GM leaving will have a negative effect on all aspects NASCAR. Next on the budget-cutting chopping block will be actual team sponsorships. GM is co-sponsor on many of the Chevy teams and this will be the deathblow to many just barely hanging on. Traditionally Chevrolet has been the least expensive to race as parts were always less expensive. When GM leaves, this will not be the case and most of the small teams are Chevy teams. It is not a big leap to predict seeing much smaller fields in future races. Many of the teams are having financial difficulty and with sponsors going elsewhere with their advertising dollar, those teams will most likely close up shop. Some might try another racing series where the costs aren’t as high, but sadly, many will just cease to exist.
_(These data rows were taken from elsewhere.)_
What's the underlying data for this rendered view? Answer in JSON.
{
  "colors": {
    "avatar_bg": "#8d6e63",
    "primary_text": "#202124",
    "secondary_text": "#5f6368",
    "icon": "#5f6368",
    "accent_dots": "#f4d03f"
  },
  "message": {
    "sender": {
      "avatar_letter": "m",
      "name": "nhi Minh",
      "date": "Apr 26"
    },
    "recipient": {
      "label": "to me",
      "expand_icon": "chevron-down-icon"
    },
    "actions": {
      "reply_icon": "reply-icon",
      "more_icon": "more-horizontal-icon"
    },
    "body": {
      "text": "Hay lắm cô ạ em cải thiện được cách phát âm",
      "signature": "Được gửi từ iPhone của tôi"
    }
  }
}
GM’s leaving will leave a huge hole that NASCAR might not be able to fill and only time will tell and only the fan will suffer.